The year 2013 will be exciting and full of new results based on the measurement and analysis of CMB temperature fluctuations, polarization, and LSS data. The Planck satellite is expected to provide new cosmological information and release all-sky CMB maps with unprecedented quality in the early part of 2013. These new results, along with the information that will be produced by on-going and planned CMB and LSS experiments will be a very important contribution to improving our knowledge on the inflationary period of the universe. The meeting will focus on the physics of inflation from an observational, theoretical, and instrumental perspective. Special emphasis will be given to results derived from the forthcoming polarization data. The conference takes place in the context of the Spanish Consolider-Ingenio Project known as EPI: Exploring the Physics of Inflation. There will be a limited number of invited talks in order to allow the majority of the time for contributed discussion. The conference will be in Santander, which is located on the northern coast of Spain. Santander is a popular summer destination surrounded by some of the most popular beaches in the north coast. The dates of the conference were chosen to avoid the peak of the tourist season, in order to offer a more relaxing (and affordable) environment.

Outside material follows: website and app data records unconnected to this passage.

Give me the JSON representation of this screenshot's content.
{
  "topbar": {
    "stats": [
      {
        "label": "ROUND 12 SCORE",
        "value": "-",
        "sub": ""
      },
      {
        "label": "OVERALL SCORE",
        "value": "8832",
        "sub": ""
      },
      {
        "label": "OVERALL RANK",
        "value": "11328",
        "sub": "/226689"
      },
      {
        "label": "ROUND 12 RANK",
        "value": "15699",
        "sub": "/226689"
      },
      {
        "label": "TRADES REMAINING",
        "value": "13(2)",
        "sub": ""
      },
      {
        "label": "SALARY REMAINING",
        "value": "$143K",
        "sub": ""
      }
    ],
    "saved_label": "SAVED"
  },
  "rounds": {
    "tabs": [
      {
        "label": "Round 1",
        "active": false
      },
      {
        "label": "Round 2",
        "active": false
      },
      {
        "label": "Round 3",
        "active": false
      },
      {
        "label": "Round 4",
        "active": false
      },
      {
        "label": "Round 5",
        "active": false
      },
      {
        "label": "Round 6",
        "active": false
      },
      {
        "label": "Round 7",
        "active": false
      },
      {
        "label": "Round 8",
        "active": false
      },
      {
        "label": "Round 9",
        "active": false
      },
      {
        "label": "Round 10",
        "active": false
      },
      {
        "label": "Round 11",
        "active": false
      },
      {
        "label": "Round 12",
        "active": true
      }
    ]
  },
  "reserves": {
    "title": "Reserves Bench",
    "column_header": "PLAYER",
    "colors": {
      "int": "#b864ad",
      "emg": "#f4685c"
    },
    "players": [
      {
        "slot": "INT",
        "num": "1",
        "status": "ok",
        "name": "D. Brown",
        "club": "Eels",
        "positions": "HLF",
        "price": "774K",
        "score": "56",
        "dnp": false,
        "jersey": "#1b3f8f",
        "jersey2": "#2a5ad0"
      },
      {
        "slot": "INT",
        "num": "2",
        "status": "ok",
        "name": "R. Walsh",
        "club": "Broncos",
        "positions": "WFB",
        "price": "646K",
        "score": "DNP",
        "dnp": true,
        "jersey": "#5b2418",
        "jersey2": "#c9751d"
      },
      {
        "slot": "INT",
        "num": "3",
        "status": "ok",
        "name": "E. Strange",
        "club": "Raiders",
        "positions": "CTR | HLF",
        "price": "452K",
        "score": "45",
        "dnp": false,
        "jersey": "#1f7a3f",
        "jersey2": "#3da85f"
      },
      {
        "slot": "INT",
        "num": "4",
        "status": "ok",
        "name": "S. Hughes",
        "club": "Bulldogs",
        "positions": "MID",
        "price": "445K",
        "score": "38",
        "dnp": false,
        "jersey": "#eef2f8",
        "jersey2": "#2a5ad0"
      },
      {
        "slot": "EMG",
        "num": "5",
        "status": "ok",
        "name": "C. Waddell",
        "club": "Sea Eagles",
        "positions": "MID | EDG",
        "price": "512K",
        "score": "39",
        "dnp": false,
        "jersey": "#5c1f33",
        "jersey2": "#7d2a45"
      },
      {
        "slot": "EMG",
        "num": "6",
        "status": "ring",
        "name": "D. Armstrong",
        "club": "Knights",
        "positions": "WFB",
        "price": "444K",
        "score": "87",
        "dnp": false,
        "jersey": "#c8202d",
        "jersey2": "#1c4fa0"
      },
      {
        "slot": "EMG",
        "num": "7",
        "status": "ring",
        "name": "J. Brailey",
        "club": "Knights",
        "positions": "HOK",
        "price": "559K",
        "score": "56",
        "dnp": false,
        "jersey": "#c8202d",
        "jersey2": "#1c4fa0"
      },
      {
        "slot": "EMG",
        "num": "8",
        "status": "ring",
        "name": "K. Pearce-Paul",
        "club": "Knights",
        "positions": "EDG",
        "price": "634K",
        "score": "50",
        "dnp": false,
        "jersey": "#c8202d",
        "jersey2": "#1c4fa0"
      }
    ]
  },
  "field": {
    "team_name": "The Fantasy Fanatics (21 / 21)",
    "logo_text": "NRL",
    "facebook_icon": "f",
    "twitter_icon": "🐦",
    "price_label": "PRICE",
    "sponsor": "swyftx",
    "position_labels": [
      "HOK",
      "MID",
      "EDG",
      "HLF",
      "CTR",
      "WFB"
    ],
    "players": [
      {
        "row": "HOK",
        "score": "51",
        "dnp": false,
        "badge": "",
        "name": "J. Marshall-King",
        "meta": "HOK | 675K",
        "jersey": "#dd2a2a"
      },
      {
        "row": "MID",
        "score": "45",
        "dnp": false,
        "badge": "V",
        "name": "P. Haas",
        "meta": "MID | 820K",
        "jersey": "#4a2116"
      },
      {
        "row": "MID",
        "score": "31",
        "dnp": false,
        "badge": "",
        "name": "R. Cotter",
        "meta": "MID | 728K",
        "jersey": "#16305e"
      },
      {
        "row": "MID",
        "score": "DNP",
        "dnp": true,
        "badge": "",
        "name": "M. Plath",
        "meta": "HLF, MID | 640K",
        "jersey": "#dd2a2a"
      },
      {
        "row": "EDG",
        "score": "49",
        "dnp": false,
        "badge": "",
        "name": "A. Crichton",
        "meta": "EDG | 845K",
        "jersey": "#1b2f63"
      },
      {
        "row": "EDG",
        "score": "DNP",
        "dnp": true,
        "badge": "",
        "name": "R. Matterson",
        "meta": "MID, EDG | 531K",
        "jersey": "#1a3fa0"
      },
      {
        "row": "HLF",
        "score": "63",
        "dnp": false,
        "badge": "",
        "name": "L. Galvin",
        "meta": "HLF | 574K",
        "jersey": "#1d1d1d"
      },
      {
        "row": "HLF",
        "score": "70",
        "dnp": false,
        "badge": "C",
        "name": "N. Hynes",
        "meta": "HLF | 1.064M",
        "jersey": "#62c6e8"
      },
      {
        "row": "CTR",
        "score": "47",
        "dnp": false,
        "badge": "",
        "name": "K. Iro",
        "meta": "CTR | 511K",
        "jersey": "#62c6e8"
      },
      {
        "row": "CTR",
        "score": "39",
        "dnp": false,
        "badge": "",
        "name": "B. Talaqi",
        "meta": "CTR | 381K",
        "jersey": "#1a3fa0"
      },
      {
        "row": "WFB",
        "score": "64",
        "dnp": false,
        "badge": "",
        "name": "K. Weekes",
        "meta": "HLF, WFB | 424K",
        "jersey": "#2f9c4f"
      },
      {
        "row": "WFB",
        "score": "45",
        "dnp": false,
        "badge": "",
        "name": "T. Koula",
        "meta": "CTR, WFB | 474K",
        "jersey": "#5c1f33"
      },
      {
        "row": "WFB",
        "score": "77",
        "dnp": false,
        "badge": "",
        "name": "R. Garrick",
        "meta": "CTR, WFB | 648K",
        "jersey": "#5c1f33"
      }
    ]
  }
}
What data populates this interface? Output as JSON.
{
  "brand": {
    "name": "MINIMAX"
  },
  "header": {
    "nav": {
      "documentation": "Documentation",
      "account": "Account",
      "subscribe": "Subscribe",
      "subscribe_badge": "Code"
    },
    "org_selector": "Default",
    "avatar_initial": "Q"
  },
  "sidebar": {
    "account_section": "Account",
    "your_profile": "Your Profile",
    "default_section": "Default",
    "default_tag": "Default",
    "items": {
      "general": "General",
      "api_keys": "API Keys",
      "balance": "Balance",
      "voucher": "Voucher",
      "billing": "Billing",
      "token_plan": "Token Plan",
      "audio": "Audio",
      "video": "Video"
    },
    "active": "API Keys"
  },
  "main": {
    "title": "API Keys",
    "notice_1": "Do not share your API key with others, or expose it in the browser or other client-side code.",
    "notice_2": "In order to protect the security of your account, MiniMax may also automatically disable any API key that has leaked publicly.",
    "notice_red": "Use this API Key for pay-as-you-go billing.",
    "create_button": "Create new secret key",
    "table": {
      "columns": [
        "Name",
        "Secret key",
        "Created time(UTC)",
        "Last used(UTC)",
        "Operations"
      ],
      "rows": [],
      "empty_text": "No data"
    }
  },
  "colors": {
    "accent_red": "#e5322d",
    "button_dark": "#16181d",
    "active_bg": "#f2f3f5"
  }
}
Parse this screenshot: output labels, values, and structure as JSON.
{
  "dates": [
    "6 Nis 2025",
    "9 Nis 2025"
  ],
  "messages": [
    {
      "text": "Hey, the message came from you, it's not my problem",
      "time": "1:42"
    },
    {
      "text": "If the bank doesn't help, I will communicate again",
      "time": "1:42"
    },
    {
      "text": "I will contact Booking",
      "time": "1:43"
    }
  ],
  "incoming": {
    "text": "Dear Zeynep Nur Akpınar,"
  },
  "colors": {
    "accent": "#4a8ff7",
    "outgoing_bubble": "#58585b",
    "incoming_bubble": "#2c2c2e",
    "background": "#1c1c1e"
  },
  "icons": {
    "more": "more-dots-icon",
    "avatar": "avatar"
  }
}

Detection of primordial gravitational waves would be one of the most significant scientific discoveries of all time. Such a detection would be a direct evidence for inflation and shed light on fundamental physics such as quantum gravity behind inflation. The accurate measurement of CMB polarization is the best way to discover the primordial gravitational waves. It is thus one of the greatest challenges in experimental cosmology in the next decade. Thanks to remarkable technological development in recent years, the detection is not a mere dream anymore but becoming factual. The primary objective of the conference is to exchange ideas on how to reach the precision at the level of r=0.001 or even better, where r is the tensor-to-scalar ratio. Another important goal of the conference is to evaluate scientific values of such a measurement, where relations to other observations such as CMB temperature anisotropies are also important. To these ends, the conference will have talks from all the CMB projects in operation, in preparation or in planning.
The conference consists of plenary sessions and poster sessions. Topics in the plenary sessions will include the following:
– Planck results/instruments
– On-going ground/balloon CMB experiments
– CMB experiments in preparation
– Future CMB experiments including satellites
– Theory overviews
– Nature of foregrounds and their separation
Talks in the plenary sessions are by invitation only. Poster sessions will be based on abstract submissions to cover a broad range of topics on CMB research, from inflationary model building to superconducting sensor development, which will stimulate vigorous and open discussions among participants. Posters on a wider range of topics related to CMB are also welcomed; examples of such topics are:
– Synergy between CMB and other observations, such as CIRB, 21cm, dark energy and dark matter.
– Astrophysics/astronomy with foregrounds.